(Dataset excerpts)

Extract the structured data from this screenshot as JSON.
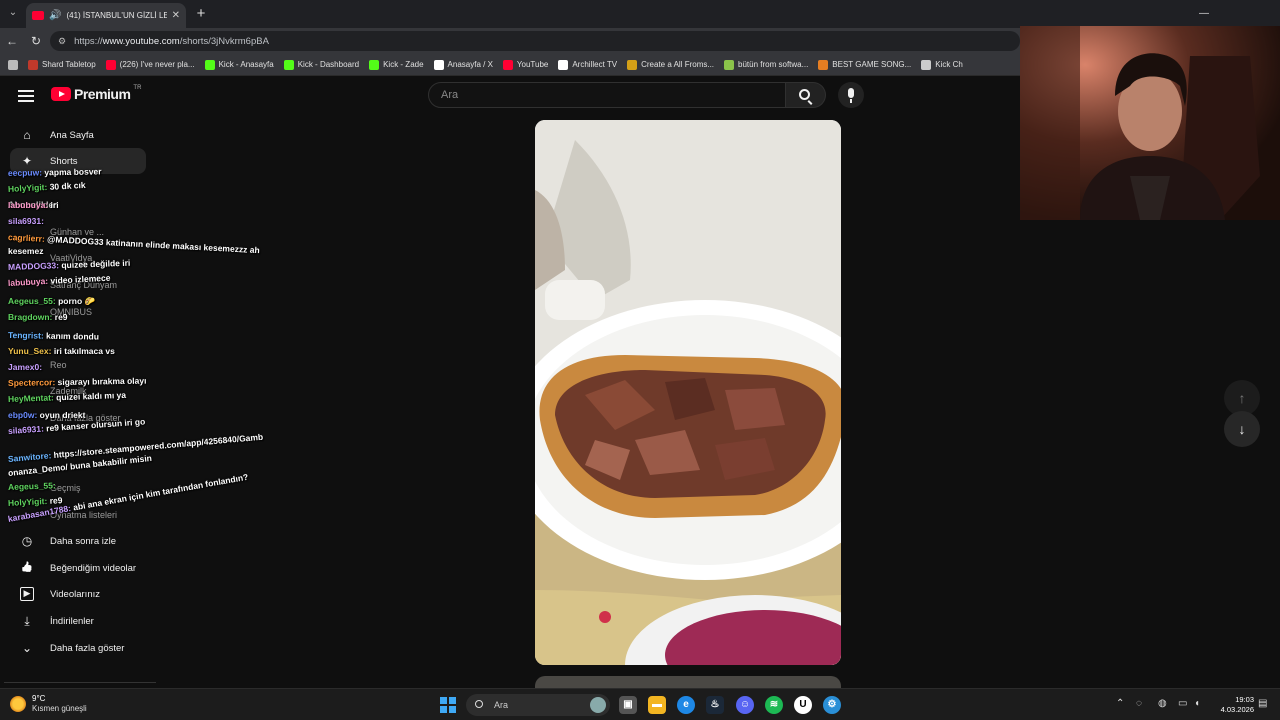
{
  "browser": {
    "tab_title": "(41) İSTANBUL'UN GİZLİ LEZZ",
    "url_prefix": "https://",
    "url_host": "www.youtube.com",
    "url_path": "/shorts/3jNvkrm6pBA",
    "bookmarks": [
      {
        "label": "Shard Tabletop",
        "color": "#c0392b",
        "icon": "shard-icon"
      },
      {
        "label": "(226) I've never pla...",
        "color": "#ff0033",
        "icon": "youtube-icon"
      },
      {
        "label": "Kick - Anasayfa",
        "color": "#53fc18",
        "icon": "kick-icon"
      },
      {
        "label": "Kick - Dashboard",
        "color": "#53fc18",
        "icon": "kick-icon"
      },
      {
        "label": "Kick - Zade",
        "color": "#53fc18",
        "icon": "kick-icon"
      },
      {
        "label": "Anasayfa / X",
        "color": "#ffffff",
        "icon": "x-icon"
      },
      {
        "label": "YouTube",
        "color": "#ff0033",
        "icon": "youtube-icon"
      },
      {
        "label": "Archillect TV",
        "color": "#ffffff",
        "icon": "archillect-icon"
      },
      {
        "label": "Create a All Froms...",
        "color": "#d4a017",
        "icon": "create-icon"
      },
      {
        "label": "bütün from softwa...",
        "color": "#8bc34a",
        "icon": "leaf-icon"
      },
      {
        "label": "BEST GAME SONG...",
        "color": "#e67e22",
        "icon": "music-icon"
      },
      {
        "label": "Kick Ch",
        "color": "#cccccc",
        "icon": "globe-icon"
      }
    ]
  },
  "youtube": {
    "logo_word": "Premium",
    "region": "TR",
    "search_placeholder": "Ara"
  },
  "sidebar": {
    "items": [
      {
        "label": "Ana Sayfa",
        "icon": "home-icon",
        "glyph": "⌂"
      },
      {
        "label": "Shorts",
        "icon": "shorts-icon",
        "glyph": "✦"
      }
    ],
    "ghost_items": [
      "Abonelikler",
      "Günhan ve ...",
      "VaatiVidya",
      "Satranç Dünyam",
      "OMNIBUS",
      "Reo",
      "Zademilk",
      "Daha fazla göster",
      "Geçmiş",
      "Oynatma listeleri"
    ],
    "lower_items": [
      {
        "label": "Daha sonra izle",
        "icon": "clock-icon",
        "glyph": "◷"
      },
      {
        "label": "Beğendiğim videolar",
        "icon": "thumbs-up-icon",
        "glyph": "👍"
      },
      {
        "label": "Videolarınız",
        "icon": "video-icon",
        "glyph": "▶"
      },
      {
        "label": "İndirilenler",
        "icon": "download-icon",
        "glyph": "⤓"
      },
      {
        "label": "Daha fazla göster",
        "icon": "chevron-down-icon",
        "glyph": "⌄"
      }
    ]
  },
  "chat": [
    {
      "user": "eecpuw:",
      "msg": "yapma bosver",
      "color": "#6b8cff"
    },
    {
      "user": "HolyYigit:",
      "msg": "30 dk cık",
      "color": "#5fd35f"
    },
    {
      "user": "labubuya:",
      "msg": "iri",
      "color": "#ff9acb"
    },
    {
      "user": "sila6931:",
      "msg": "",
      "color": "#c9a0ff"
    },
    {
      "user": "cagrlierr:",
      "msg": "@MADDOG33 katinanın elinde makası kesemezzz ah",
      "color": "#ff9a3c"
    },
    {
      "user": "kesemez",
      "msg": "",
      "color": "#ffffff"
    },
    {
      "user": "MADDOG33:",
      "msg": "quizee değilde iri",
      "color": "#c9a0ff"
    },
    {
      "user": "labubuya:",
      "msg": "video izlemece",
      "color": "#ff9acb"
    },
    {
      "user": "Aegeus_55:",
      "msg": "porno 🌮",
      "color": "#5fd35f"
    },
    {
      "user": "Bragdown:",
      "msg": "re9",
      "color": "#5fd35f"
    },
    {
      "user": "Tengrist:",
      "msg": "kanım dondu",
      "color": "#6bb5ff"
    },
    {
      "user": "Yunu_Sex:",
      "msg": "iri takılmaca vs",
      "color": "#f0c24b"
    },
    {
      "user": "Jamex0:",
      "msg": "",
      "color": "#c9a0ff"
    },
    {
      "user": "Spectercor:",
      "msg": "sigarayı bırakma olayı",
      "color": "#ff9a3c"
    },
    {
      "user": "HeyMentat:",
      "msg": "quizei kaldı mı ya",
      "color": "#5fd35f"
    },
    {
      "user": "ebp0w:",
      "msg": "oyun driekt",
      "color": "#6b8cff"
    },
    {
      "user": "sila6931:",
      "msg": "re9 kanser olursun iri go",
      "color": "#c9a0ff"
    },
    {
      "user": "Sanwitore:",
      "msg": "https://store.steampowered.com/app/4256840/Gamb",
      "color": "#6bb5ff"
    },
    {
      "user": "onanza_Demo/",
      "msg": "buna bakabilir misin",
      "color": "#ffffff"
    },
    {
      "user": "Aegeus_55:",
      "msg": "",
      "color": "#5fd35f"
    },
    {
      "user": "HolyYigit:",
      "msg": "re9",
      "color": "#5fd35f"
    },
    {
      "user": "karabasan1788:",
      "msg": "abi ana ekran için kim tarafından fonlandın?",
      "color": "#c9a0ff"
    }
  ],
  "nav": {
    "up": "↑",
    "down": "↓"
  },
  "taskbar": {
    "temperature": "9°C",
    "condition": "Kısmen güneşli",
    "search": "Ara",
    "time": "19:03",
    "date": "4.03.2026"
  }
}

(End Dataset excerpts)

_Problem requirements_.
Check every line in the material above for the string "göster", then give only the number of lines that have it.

_Answer space_.
2